Christ on Capitol Hill

105 West University Avenue
St Paul, MN 55101

Builder: Votteler-Holtkamp-Sparling, 1922
Manuals: 3
Action: Electropneumatic

Notes: Information from Dale R. Senty-Haugen, 2009

8' Diapason
8' Gross Flute
8' Gamba
8' Gemshorn
8' Tuba

8' Diapason
8' Stopped Diapason
8' Salicional
4' Aeolina
4' Flute Harmonique
8' Oboe
8' Vox Humana

8' Violin Diapason
8' Melodia
8' Dulciana
8' Unda Maris
8' Clarinet

16' Diapason
16' Bourdon
8' Gedackt Flute

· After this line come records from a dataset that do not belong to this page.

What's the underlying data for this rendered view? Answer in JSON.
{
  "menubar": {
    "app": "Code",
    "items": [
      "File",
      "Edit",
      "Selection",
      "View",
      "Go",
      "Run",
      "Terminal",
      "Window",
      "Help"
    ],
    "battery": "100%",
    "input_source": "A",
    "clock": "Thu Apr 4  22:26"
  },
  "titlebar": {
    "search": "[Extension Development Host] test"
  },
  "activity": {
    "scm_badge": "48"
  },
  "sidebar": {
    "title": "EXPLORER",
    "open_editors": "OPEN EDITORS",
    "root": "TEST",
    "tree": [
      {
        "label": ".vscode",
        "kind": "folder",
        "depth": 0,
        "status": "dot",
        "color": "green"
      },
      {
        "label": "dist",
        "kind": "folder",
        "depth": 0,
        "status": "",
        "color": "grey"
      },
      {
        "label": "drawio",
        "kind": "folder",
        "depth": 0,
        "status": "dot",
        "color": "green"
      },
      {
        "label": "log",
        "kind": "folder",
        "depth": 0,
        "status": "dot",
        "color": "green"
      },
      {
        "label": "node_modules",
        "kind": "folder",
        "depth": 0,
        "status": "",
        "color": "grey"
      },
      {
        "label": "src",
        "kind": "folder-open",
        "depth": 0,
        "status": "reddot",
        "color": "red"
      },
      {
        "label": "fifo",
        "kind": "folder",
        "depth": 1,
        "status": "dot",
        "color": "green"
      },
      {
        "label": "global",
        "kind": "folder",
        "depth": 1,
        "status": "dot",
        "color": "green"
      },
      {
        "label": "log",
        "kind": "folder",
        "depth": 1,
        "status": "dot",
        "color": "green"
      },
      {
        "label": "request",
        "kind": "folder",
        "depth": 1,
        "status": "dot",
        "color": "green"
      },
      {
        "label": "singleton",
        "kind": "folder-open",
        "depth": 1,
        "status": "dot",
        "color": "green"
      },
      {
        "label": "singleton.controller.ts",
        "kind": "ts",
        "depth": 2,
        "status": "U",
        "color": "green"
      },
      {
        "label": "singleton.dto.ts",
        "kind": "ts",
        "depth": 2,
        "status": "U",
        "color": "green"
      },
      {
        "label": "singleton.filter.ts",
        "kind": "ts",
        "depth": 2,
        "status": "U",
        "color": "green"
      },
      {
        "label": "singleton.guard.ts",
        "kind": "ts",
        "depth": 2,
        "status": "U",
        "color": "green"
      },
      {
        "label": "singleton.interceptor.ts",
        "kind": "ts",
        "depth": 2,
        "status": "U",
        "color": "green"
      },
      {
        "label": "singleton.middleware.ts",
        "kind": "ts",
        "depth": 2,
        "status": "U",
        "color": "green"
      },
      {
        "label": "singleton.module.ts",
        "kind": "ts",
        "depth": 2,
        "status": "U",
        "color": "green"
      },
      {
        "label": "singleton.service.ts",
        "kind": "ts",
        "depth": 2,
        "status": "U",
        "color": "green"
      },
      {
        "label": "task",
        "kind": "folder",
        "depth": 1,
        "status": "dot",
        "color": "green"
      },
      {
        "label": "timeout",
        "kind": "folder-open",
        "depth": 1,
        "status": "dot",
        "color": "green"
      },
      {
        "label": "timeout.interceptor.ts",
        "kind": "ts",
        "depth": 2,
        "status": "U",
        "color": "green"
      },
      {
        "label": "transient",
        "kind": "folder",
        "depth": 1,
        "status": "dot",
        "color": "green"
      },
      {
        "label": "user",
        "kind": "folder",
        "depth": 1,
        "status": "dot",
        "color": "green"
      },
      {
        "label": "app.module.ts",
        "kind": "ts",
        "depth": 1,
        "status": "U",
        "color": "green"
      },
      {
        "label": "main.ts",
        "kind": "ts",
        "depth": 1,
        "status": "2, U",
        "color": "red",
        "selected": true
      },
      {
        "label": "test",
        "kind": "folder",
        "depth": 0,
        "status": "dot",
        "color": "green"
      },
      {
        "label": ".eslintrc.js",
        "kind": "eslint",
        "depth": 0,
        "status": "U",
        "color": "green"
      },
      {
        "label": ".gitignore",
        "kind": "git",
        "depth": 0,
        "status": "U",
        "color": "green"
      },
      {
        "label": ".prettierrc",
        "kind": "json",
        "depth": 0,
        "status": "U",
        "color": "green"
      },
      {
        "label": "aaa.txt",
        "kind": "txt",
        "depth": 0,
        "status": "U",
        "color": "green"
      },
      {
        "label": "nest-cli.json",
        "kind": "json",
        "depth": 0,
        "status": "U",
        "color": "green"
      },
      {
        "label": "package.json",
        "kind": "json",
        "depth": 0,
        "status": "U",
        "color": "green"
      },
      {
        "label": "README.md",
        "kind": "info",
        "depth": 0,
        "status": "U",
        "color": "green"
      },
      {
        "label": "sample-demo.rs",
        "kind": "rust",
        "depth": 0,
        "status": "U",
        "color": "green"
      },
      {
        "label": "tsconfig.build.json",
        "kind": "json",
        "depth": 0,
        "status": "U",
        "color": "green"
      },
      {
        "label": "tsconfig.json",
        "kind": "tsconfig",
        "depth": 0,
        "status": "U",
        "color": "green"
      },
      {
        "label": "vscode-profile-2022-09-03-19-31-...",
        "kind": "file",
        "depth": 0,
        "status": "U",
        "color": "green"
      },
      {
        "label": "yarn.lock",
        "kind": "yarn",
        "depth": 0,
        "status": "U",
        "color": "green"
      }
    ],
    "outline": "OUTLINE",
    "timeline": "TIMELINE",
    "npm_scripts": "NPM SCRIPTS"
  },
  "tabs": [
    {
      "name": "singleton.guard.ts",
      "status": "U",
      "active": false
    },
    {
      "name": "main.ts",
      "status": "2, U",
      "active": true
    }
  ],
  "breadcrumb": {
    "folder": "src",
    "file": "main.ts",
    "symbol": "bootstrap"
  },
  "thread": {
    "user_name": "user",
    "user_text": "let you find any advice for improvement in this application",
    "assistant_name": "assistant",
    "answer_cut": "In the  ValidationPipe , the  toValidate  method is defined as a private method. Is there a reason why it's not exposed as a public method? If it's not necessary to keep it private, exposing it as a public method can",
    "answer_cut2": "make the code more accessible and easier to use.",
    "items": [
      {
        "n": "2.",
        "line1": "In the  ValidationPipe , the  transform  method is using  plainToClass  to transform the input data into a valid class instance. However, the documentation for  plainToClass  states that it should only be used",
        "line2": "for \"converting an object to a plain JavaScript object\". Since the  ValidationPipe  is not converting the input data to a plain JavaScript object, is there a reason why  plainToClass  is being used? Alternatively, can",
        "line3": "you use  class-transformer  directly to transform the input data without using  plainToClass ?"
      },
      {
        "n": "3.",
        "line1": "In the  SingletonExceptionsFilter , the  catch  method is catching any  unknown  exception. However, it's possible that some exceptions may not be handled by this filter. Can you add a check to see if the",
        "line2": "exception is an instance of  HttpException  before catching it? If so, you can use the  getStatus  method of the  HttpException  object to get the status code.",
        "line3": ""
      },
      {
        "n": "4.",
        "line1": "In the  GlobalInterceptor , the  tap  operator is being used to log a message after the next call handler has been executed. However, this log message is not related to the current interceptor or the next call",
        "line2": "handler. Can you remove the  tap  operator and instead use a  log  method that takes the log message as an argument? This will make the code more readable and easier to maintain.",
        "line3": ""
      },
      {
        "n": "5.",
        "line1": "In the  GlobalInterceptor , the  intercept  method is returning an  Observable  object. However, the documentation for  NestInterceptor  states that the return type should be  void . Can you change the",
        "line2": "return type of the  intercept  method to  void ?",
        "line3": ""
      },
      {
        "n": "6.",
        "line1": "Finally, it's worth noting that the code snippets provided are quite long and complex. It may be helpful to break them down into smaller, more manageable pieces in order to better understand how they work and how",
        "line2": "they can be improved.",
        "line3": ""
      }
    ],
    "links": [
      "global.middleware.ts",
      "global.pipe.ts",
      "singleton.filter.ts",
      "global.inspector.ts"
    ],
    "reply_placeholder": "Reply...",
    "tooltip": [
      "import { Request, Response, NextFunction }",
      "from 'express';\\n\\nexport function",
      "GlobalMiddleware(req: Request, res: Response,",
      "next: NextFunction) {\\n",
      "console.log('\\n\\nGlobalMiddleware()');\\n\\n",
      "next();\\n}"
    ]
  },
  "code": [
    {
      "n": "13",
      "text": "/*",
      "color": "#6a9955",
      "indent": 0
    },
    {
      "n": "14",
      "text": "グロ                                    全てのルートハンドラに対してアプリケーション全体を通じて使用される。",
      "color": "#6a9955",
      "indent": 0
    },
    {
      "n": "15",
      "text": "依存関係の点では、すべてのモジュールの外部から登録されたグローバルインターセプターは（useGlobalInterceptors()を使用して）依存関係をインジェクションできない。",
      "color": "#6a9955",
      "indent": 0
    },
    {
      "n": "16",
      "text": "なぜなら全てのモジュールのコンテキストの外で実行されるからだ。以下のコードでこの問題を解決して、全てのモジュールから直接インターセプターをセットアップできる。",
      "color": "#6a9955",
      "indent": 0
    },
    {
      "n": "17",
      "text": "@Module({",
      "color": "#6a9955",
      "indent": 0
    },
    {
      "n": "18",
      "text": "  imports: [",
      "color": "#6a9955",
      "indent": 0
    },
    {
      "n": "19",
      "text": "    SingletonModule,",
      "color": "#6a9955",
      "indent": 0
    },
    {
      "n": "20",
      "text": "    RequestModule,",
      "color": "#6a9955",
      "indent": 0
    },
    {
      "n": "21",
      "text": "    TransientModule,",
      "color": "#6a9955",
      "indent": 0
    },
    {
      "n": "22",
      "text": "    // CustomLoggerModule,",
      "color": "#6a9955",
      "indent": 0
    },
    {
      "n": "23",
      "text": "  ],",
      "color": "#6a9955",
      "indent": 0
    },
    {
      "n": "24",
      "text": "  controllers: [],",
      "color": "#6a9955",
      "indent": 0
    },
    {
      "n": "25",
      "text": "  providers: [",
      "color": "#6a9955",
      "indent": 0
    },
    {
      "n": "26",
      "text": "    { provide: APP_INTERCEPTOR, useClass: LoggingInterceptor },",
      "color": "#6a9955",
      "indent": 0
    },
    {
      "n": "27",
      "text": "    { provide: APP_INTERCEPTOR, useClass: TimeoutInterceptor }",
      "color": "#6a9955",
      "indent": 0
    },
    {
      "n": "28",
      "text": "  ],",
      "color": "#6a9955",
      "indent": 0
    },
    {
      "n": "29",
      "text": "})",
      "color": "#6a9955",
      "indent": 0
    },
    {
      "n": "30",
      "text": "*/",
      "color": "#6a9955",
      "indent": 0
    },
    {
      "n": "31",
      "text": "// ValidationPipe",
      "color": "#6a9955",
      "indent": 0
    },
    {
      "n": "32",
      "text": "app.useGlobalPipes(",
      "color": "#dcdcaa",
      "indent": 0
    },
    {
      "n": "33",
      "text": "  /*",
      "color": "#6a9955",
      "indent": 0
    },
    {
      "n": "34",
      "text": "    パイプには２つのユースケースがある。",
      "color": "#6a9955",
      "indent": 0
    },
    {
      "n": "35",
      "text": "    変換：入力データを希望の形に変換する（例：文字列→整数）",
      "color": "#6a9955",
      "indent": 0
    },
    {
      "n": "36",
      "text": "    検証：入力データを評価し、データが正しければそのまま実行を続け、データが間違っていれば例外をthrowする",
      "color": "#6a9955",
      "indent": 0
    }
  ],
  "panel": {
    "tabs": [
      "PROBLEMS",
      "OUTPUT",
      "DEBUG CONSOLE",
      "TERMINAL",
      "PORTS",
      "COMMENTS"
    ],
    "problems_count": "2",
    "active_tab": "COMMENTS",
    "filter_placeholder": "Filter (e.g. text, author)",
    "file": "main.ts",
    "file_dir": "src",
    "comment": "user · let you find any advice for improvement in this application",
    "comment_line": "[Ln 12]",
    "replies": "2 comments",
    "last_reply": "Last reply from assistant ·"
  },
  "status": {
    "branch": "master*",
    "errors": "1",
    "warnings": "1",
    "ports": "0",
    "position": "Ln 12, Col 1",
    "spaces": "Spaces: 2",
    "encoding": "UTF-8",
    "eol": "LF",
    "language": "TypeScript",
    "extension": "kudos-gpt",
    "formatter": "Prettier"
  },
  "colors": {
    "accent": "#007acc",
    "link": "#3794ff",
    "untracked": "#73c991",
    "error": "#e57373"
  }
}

Prior to the present church building on West University Avenue in St Paul, the congregation was established on the corner of 13th and Canada Streets and the first organist for the congregation was Mr. O. O. Bergh, who was also the choir director. Bergh was followed by Professor John Dahle who served the congregation at first as organist association of this highly respected musician began in 1910.

By 1916 the congregation was situated in the present building and at that time the records show that Miss Gudrun Ylvisaker was the church’s organist. Miss Ylvisaker was a highly respected organist and apparently presided over a reed organ with pedals. It was under the tenure of Miss Ylvisaker that the congregation decided to invest in a new pipe organ to be installed in the rear gallery of the church. On May 1, 1921, the congregation entered into a contractual agreement with the Votteler-Holtkamp-Sparling Pipe Organ Co of Cleveland, Ohio.

The organ was completed as promised in the summer of 1922. A dedication recital was played on the instrument on September 12, 1922 by Mr. Clarence Eddy of Chicago. The total cost of the instrument was $10,000 with a one year warranty.

Editor's note: Gudrun Ylvisaker went on to be organist at Bethlehem Lutheran on Lyndale in Minneapolis, playing the Kilgen organ in the chancel. The console is in the right transept. I was baptized in this church and as a child I always wanted to sit toward the front so I could see the hat on the organist bobbing around while she played (she always wore a hat in church, and that's all I could see.)  She eventually became my first piano teacher, and I had lessons from her for 5 years. She taught me how to play hymns on the piano, which was the beginning of my eventual organ career. -- David Engen

Gudrun Ylvisaker at her home on Sheridan Ave in Edina, 1960

Gudrun Ylvisaker and Aunt Martha, 1960